Stored data entries
-------------------------
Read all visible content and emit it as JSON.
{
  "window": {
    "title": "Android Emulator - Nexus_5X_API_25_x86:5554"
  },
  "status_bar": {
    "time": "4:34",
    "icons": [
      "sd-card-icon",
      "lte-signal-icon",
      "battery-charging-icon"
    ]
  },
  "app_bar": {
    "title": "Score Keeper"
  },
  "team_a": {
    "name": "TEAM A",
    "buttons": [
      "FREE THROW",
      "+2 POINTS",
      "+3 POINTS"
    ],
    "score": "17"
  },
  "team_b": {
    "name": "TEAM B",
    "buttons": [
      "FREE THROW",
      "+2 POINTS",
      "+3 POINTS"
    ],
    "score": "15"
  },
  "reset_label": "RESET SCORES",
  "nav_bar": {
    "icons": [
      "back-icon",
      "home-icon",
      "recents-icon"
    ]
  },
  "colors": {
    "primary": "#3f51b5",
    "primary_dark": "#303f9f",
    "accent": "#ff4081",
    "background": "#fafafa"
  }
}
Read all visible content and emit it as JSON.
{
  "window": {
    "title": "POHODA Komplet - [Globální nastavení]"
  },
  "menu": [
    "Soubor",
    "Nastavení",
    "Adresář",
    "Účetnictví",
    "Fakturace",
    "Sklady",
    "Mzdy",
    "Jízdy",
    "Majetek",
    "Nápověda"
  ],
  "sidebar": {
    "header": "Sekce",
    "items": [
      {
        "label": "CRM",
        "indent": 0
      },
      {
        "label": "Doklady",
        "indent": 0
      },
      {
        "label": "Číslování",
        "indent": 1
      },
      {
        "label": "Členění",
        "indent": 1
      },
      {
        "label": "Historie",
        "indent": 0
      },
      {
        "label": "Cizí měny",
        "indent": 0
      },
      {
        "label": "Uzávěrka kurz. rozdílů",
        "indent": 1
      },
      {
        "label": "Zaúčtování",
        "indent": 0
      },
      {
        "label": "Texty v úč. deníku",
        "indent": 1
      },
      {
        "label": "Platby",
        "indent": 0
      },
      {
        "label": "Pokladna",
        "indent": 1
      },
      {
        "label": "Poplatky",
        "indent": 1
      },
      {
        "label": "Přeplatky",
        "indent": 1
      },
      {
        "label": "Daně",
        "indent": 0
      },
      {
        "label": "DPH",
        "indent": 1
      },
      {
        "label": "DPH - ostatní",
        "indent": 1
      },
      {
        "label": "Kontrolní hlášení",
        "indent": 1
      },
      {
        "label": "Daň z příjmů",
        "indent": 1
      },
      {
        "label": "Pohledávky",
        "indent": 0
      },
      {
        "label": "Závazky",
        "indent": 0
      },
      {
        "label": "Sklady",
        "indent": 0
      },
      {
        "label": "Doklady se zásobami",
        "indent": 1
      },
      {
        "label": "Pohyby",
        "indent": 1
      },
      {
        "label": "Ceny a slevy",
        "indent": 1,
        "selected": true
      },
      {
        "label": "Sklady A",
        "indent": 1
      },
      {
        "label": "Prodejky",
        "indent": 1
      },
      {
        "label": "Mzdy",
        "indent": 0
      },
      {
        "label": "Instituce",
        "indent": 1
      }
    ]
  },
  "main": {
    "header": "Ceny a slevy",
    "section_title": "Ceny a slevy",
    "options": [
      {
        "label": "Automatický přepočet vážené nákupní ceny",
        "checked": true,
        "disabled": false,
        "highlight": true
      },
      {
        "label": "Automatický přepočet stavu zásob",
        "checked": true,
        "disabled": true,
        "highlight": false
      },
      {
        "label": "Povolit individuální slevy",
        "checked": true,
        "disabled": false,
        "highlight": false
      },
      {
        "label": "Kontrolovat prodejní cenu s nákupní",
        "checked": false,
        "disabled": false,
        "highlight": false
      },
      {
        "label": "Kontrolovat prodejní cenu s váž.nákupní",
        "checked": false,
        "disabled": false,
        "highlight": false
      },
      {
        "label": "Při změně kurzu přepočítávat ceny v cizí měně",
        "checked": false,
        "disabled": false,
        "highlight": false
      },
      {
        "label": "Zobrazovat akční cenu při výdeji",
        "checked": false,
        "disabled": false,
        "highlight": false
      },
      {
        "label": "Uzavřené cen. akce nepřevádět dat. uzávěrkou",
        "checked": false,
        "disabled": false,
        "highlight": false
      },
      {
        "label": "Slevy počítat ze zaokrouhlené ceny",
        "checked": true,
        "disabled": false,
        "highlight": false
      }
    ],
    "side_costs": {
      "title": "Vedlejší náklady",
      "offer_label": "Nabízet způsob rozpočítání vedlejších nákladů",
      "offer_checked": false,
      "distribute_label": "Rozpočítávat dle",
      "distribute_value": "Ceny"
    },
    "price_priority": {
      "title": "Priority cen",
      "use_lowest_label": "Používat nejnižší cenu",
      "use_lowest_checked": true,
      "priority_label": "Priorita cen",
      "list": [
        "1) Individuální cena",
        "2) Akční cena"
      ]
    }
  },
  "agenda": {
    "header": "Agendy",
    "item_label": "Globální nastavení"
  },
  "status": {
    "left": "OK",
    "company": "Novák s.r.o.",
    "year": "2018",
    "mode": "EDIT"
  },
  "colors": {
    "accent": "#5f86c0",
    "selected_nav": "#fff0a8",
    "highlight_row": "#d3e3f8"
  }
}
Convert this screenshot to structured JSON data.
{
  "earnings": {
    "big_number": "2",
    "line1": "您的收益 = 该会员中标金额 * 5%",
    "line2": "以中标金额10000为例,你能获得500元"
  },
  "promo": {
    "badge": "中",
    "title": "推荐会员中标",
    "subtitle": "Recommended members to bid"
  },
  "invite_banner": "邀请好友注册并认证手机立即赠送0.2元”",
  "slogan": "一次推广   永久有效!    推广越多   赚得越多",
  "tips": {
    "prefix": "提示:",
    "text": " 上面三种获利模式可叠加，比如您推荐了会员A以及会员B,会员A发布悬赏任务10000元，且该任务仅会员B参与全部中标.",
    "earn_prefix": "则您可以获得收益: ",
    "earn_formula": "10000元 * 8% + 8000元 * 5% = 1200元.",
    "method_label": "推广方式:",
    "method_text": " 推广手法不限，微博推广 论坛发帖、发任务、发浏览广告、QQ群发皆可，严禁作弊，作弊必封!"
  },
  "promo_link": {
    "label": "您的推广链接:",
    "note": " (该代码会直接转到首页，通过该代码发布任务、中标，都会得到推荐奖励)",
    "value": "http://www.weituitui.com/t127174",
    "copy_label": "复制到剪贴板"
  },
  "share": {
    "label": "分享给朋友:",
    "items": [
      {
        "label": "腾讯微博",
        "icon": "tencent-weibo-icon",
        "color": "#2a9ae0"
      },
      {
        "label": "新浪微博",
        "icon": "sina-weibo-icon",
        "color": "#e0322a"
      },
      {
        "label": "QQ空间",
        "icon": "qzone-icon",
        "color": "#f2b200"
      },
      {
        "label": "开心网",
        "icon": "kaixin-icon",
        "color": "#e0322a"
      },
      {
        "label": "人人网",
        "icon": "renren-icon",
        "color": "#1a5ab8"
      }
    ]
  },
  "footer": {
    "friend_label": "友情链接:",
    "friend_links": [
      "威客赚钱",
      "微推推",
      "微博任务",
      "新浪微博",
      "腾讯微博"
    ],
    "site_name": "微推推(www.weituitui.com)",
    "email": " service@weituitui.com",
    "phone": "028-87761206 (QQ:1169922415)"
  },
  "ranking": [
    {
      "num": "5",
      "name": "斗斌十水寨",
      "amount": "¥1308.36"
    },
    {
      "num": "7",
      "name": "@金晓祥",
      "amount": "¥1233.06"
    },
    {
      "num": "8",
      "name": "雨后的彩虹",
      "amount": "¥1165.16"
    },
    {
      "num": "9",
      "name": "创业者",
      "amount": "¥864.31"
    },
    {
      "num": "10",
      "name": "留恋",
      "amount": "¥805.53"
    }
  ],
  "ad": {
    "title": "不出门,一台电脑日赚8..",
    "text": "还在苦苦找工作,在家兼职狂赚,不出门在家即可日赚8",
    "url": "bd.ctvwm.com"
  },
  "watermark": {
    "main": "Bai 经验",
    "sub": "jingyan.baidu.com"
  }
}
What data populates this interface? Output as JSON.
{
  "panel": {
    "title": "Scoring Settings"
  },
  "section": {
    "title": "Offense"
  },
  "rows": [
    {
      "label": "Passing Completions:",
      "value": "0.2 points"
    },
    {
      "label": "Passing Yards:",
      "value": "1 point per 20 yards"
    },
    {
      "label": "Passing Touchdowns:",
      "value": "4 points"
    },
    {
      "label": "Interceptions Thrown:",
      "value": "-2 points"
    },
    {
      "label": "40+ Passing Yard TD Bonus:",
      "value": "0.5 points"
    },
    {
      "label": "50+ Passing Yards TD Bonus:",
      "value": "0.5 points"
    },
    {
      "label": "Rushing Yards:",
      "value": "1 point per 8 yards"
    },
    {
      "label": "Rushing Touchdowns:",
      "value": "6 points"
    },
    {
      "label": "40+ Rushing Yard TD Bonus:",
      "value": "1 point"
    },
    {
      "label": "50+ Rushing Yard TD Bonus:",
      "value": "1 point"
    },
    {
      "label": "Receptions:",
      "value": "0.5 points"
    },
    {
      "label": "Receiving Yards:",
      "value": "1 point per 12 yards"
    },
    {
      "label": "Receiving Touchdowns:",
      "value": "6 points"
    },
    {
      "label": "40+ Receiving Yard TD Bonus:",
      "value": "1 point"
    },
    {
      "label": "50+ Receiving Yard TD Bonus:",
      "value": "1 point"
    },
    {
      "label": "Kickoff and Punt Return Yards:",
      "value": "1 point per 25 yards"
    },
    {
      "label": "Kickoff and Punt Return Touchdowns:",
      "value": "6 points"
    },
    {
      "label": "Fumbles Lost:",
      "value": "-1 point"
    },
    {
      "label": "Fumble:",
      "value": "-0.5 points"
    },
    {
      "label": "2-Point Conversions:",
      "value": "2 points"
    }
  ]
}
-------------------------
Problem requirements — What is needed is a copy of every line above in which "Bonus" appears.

Solution to this exercise —
      "label": "40+ Passing Yard TD Bonus:",
      "label": "50+ Passing Yards TD Bonus:",
      "label": "40+ Rushing Yard TD Bonus:",
      "label": "50+ Rushing Yard TD Bonus:",
      "label": "40+ Receiving Yard TD Bonus:",
      "label": "50+ Receiving Yard TD Bonus:",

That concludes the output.